- _Directions_
All of the records below must be output exactly, with no pictures carried over.
* * * *
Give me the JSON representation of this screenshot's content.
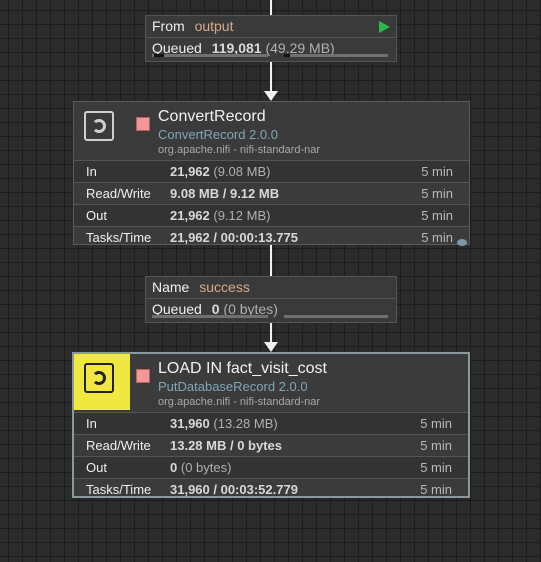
{
  "connection1": {
    "label_from": "From",
    "from_value": "output",
    "label_queued": "Queued",
    "queued_count": "119,081",
    "queued_size": "(49.29 MB)"
  },
  "processor1": {
    "name": "ConvertRecord",
    "type": "ConvertRecord 2.0.0",
    "bundle": "org.apache.nifi - nifi-standard-nar",
    "stats": {
      "in_label": "In",
      "in_value": "21,962",
      "in_size": "(9.08 MB)",
      "in_time": "5 min",
      "rw_label": "Read/Write",
      "rw_value": "9.08 MB / 9.12 MB",
      "rw_time": "5 min",
      "out_label": "Out",
      "out_value": "21,962",
      "out_size": "(9.12 MB)",
      "out_time": "5 min",
      "tasks_label": "Tasks/Time",
      "tasks_value": "21,962 / 00:00:13.775",
      "tasks_time": "5 min"
    }
  },
  "connection2": {
    "label_name": "Name",
    "name_value": "success",
    "label_queued": "Queued",
    "queued_count": "0",
    "queued_size": "(0 bytes)"
  },
  "processor2": {
    "name": "LOAD IN fact_visit_cost",
    "type": "PutDatabaseRecord 2.0.0",
    "bundle": "org.apache.nifi - nifi-standard-nar",
    "stats": {
      "in_label": "In",
      "in_value": "31,960",
      "in_size": "(13.28 MB)",
      "in_time": "5 min",
      "rw_label": "Read/Write",
      "rw_value": "13.28 MB / 0 bytes",
      "rw_time": "5 min",
      "out_label": "Out",
      "out_value": "0",
      "out_size": "(0 bytes)",
      "out_time": "5 min",
      "tasks_label": "Tasks/Time",
      "tasks_value": "31,960 / 00:03:52.779",
      "tasks_time": "5 min"
    }
  },
  "colors": {
    "accent": "#d9a88a",
    "type_text": "#7fa7b8",
    "stopped": "#f29898",
    "icon_highlight": "#f0e840",
    "running": "#2fb84a"
  }
}
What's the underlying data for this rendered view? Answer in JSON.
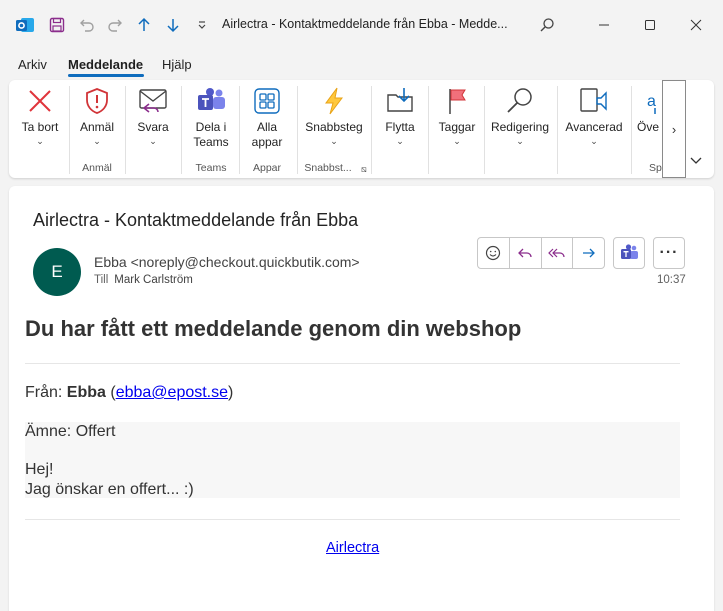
{
  "window": {
    "title": "Airlectra - Kontaktmeddelande från Ebba  -  Medde...",
    "colors": {
      "accent": "#0f6cbd",
      "avatar": "#005b50",
      "outlook": "#0f6cbd"
    }
  },
  "menu": {
    "tabs": [
      "Arkiv",
      "Meddelande",
      "Hjälp"
    ],
    "active": "Meddelande"
  },
  "ribbon": {
    "buttons": {
      "ta_bort": {
        "label": "Ta bort",
        "icon": "delete-x-icon"
      },
      "anmal": {
        "label": "Anmäl",
        "icon": "report-shield-icon"
      },
      "svara": {
        "label": "Svara",
        "icon": "reply-envelope-icon"
      },
      "dela_teams_1": "Dela i",
      "dela_teams_2": "Teams",
      "alla_appar_1": "Alla",
      "alla_appar_2": "appar",
      "snabbsteg": {
        "label": "Snabbsteg",
        "icon": "lightning-icon"
      },
      "flytta": {
        "label": "Flytta",
        "icon": "move-folder-icon"
      },
      "taggar": {
        "label": "Taggar",
        "icon": "flag-icon"
      },
      "redigering": {
        "label": "Redigering",
        "icon": "search-magnifier-icon"
      },
      "avancerad": {
        "label": "Avancerad",
        "icon": "read-aloud-icon"
      },
      "overflow": {
        "label": "Öve",
        "icon": "translate-icon"
      }
    },
    "groups": {
      "anmal": "Anmäl",
      "teams": "Teams",
      "appar": "Appar",
      "snabbsteg": "Snabbst...",
      "sp": "Sp"
    }
  },
  "email": {
    "subject": "Airlectra - Kontaktmeddelande från Ebba",
    "avatar_initial": "E",
    "sender": "Ebba <noreply@checkout.quickbutik.com>",
    "to_label": "Till",
    "to": "Mark Carlström",
    "time": "10:37",
    "body": {
      "heading": "Du har fått ett meddelande genom din webshop",
      "from_label": "Från: ",
      "from_name": "Ebba",
      "from_email": "ebba@epost.se",
      "subject_line": "Ämne: Offert",
      "greeting": "Hej!",
      "message": "Jag önskar en offert... :)",
      "footer_link": "Airlectra"
    }
  }
}
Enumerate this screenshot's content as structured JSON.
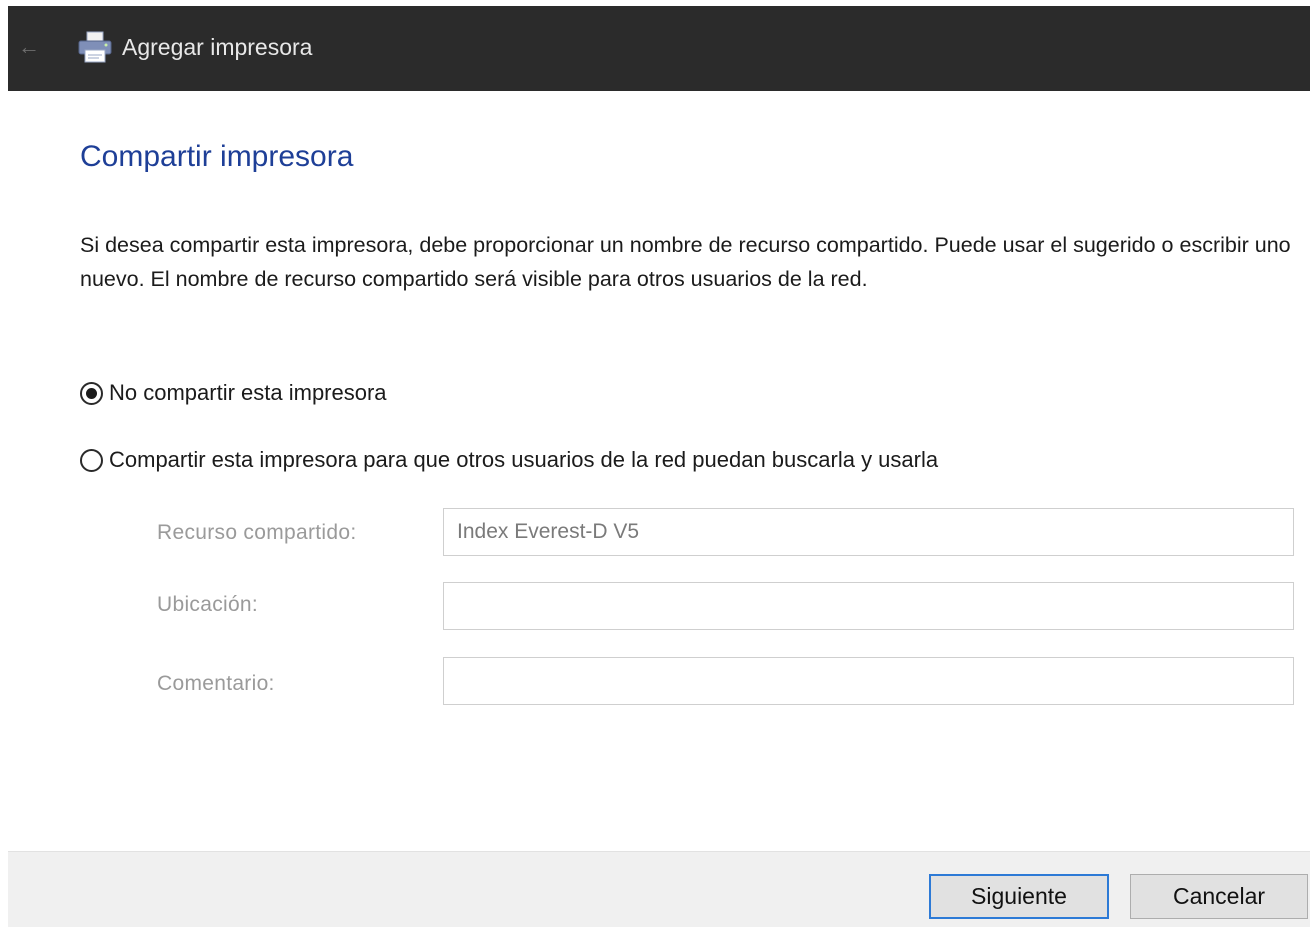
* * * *
- _Response area_
Give me the JSON representation of this screenshot's content.
{
  "connection1": {
    "label_from": "From",
    "from_value": "output",
    "label_queued": "Queued",
    "queued_count": "119,081",
    "queued_size": "(49.29 MB)"
  },
  "processor1": {
    "name": "ConvertRecord",
    "type": "ConvertRecord 2.0.0",
    "bundle": "org.apache.nifi - nifi-standard-nar",
    "stats": {
      "in_label": "In",
      "in_value": "21,962",
      "in_size": "(9.08 MB)",
      "in_time": "5 min",
      "rw_label": "Read/Write",
      "rw_value": "9.08 MB / 9.12 MB",
      "rw_time": "5 min",
      "out_label": "Out",
      "out_value": "21,962",
      "out_size": "(9.12 MB)",
      "out_time": "5 min",
      "tasks_label": "Tasks/Time",
      "tasks_value": "21,962 / 00:00:13.775",
      "tasks_time": "5 min"
    }
  },
  "connection2": {
    "label_name": "Name",
    "name_value": "success",
    "label_queued": "Queued",
    "queued_count": "0",
    "queued_size": "(0 bytes)"
  },
  "processor2": {
    "name": "LOAD IN fact_visit_cost",
    "type": "PutDatabaseRecord 2.0.0",
    "bundle": "org.apache.nifi - nifi-standard-nar",
    "stats": {
      "in_label": "In",
      "in_value": "31,960",
      "in_size": "(13.28 MB)",
      "in_time": "5 min",
      "rw_label": "Read/Write",
      "rw_value": "13.28 MB / 0 bytes",
      "rw_time": "5 min",
      "out_label": "Out",
      "out_value": "0",
      "out_size": "(0 bytes)",
      "out_time": "5 min",
      "tasks_label": "Tasks/Time",
      "tasks_value": "31,960 / 00:03:52.779",
      "tasks_time": "5 min"
    }
  },
  "colors": {
    "accent": "#d9a88a",
    "type_text": "#7fa7b8",
    "stopped": "#f29898",
    "icon_highlight": "#f0e840",
    "running": "#2fb84a"
  }
}
What's the underlying data for this rendered view? Answer in JSON.
{
  "window": {
    "title": "Airlectra - Kontaktmeddelande från Ebba  -  Medde...",
    "colors": {
      "accent": "#0f6cbd",
      "avatar": "#005b50",
      "outlook": "#0f6cbd"
    }
  },
  "menu": {
    "tabs": [
      "Arkiv",
      "Meddelande",
      "Hjälp"
    ],
    "active": "Meddelande"
  },
  "ribbon": {
    "buttons": {
      "ta_bort": {
        "label": "Ta bort",
        "icon": "delete-x-icon"
      },
      "anmal": {
        "label": "Anmäl",
        "icon": "report-shield-icon"
      },
      "svara": {
        "label": "Svara",
        "icon": "reply-envelope-icon"
      },
      "dela_teams_1": "Dela i",
      "dela_teams_2": "Teams",
      "alla_appar_1": "Alla",
      "alla_appar_2": "appar",
      "snabbsteg": {
        "label": "Snabbsteg",
        "icon": "lightning-icon"
      },
      "flytta": {
        "label": "Flytta",
        "icon": "move-folder-icon"
      },
      "taggar": {
        "label": "Taggar",
        "icon": "flag-icon"
      },
      "redigering": {
        "label": "Redigering",
        "icon": "search-magnifier-icon"
      },
      "avancerad": {
        "label": "Avancerad",
        "icon": "read-aloud-icon"
      },
      "overflow": {
        "label": "Öve",
        "icon": "translate-icon"
      }
    },
    "groups": {
      "anmal": "Anmäl",
      "teams": "Teams",
      "appar": "Appar",
      "snabbsteg": "Snabbst...",
      "sp": "Sp"
    }
  },
  "email": {
    "subject": "Airlectra - Kontaktmeddelande från Ebba",
    "avatar_initial": "E",
    "sender": "Ebba <noreply@checkout.quickbutik.com>",
    "to_label": "Till",
    "to": "Mark Carlström",
    "time": "10:37",
    "body": {
      "heading": "Du har fått ett meddelande genom din webshop",
      "from_label": "Från: ",
      "from_name": "Ebba",
      "from_email": "ebba@epost.se",
      "subject_line": "Ämne: Offert",
      "greeting": "Hej!",
      "message": "Jag önskar en offert... :)",
      "footer_link": "Airlectra"
    }
  }
}
Enumerate this screenshot's content as structured JSON.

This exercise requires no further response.